On Education Gadfly, Justin Torres analyzes how journalists cover testing, standards and the No Child Left Behind Act. Badly, for the most part.
This summer, it is widely expected, thousands of schools will be labeled “in need of improvement” when their 2004 state test results roll in. These schools will likely represent a cross-section of American K-12 education —urban schools, yes, but also well-heeled suburban schools, rural districts, and everybody in between.
So it is that in the past few weeks, schools and districts — abetted by members of the media who may be constitutionally anti-testing but mostly crave a good story — have begun to work feverishly to distract the public from the funnel clouds on the horizon. The plan, clearly, is to discredit the coming reports by launching a preemptive attack on the foundations and procedures of the law itself—and just maybe land a blow or two on the Bush administration in the process.

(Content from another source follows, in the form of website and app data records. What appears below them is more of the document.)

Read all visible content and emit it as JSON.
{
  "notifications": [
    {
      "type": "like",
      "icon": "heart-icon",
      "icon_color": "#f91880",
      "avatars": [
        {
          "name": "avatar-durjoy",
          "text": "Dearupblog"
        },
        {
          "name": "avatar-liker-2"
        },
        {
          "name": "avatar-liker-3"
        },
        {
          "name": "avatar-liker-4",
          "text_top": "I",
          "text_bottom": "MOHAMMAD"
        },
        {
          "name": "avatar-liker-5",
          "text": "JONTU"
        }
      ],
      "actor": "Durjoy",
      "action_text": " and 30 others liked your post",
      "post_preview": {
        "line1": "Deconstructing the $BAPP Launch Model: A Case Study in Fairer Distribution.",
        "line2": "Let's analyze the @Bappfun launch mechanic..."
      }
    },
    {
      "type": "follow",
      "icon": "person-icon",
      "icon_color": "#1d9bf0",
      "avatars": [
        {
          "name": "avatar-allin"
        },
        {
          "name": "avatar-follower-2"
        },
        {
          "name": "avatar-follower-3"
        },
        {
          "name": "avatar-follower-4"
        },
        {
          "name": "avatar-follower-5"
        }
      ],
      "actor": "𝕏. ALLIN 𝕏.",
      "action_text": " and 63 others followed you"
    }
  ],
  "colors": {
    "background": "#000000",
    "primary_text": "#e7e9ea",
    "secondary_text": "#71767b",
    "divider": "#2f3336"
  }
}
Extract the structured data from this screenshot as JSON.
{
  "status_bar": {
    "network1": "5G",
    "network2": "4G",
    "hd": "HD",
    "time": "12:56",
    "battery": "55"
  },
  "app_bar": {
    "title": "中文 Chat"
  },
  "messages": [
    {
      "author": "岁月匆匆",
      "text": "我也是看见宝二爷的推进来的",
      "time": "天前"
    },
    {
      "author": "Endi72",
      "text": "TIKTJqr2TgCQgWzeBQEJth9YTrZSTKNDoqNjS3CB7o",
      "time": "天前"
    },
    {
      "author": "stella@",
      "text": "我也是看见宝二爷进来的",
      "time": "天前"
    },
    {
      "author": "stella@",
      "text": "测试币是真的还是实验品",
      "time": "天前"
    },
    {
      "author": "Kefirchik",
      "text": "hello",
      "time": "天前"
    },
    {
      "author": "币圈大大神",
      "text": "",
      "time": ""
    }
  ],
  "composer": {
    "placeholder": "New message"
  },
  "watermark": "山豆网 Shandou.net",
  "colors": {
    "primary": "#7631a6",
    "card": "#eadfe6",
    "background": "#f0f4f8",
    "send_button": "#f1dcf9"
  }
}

However, this New York Times story on testing for special education students does a good job of explaining the trade-offs: Parents want the failures of special ed highlighted; schools don’t want to be blamed for failing to educate students with disabilities that make it hard for them to learn. States are playing with the rules to get more schools off the hook for special ed results.